In the entries below, find each line with the string "value" and copy it.

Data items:
↓
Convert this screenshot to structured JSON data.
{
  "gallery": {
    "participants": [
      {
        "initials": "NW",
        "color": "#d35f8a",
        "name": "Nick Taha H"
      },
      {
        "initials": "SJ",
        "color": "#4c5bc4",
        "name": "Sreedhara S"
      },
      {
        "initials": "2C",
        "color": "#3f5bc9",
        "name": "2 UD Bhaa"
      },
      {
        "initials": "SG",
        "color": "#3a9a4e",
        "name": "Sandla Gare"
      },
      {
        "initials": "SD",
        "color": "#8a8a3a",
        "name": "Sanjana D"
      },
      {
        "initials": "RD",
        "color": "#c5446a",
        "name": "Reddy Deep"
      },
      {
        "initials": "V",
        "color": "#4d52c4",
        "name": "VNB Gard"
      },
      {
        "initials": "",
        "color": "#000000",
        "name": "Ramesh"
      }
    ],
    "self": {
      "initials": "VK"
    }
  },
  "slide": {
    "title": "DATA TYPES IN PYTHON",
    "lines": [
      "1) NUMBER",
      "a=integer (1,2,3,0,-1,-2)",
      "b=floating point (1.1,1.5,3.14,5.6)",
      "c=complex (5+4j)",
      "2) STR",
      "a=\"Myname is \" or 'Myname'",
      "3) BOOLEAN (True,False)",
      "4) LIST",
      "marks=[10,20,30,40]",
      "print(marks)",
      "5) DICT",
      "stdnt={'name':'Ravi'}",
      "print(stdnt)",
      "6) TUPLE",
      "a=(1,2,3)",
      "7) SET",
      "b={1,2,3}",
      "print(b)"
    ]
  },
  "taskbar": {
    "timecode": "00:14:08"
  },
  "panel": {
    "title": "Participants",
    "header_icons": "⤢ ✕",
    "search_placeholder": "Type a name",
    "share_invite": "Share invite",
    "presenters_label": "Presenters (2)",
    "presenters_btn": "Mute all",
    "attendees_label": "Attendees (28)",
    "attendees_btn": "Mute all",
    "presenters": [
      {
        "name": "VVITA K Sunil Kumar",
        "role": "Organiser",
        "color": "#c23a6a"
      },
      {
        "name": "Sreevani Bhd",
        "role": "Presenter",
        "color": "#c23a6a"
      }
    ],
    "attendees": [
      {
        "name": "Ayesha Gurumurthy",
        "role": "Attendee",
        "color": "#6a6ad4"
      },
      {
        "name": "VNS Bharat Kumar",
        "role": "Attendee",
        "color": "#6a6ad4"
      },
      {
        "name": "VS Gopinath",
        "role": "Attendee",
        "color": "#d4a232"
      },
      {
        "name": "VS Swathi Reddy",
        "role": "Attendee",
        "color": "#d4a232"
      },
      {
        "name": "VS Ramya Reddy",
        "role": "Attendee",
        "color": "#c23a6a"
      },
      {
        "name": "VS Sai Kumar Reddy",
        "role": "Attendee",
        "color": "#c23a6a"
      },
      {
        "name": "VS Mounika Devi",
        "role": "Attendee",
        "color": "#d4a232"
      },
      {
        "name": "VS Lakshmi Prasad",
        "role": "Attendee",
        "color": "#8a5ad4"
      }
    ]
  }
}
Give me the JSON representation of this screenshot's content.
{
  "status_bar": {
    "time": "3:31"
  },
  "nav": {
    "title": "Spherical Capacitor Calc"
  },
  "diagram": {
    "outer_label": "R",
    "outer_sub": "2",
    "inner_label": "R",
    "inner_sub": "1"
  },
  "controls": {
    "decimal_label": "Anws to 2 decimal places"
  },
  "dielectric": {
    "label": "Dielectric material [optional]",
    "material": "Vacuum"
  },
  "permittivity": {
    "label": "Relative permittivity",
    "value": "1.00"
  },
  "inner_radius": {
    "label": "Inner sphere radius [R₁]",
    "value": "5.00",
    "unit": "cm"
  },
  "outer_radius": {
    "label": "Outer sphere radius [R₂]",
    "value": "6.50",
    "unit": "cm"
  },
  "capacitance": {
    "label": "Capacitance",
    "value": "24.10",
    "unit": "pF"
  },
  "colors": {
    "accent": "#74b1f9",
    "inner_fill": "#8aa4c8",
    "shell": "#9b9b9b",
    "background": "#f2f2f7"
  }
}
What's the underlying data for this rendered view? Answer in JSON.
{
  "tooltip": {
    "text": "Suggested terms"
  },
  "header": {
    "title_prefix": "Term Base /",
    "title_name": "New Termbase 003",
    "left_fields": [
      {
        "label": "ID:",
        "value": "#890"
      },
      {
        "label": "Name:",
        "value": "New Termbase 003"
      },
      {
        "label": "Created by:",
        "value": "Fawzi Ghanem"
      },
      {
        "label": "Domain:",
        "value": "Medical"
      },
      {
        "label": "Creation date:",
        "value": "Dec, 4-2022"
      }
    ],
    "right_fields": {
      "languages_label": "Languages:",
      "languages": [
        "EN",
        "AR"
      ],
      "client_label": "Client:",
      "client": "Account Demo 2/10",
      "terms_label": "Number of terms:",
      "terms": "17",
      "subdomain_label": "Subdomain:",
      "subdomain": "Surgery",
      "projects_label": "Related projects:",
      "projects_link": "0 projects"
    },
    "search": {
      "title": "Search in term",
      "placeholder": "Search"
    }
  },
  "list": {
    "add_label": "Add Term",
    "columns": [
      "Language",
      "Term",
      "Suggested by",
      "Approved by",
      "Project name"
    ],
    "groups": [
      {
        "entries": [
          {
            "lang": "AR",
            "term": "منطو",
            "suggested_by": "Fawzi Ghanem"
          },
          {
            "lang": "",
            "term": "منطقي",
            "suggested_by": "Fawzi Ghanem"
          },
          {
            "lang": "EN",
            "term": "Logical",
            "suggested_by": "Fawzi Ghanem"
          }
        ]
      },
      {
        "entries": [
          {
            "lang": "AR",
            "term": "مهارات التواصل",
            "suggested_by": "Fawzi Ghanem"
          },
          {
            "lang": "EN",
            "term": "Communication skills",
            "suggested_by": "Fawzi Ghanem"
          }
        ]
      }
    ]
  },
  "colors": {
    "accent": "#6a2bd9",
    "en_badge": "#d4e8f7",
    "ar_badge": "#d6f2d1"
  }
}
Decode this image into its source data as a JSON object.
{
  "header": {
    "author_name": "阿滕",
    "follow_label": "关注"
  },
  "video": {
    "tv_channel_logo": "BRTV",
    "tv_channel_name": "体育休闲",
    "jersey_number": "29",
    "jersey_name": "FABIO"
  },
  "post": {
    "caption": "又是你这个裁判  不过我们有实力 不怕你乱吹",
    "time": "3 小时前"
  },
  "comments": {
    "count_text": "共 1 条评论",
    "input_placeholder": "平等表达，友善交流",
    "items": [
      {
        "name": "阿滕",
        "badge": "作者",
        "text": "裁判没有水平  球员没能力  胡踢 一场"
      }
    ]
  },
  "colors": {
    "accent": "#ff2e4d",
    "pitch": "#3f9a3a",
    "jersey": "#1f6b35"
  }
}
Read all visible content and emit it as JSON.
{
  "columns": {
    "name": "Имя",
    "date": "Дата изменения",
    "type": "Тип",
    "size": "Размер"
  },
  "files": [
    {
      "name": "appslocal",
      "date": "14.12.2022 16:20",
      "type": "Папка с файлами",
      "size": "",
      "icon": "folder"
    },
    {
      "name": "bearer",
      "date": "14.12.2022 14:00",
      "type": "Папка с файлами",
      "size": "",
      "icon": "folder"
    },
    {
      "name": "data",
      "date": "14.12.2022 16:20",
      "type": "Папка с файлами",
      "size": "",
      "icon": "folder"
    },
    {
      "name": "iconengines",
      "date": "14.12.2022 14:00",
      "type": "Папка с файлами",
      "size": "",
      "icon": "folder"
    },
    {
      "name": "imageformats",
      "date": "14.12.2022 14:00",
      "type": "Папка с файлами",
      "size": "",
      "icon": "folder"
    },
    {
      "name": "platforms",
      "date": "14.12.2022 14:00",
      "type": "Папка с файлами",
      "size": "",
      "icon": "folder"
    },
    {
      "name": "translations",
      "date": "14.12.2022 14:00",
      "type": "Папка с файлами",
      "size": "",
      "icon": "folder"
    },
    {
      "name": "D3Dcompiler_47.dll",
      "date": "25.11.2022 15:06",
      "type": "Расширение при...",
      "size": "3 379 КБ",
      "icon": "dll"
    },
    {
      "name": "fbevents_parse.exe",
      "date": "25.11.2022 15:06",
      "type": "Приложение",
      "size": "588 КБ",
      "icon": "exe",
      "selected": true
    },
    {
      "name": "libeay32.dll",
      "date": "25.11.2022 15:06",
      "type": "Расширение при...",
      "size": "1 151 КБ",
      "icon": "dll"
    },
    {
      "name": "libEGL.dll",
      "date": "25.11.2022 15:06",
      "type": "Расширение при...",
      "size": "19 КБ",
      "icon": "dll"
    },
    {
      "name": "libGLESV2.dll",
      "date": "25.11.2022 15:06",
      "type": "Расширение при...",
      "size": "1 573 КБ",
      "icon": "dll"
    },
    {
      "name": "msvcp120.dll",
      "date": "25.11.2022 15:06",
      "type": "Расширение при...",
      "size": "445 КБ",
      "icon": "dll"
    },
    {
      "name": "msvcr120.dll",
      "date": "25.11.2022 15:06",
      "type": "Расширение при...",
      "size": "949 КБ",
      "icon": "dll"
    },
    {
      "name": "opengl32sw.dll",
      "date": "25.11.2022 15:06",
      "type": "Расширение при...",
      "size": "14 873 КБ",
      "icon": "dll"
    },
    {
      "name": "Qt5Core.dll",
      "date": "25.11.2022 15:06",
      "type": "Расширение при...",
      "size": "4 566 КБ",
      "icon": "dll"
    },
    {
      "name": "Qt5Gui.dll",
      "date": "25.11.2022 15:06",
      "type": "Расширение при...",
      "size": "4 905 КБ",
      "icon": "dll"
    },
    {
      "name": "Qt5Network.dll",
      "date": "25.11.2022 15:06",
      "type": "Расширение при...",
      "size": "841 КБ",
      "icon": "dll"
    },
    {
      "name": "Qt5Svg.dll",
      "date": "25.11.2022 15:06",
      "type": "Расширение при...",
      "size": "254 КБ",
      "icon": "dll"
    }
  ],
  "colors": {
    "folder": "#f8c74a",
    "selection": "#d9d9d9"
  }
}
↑
Worked solution:
    "value": "1.00"
    "value": "5.00",
    "value": "6.50",
    "value": "24.10",
        "value": "#890"
        "value": "New Termbase 003"
        "value": "Fawzi Ghanem"
        "value": "Medical"
        "value": "Dec, 4-2022"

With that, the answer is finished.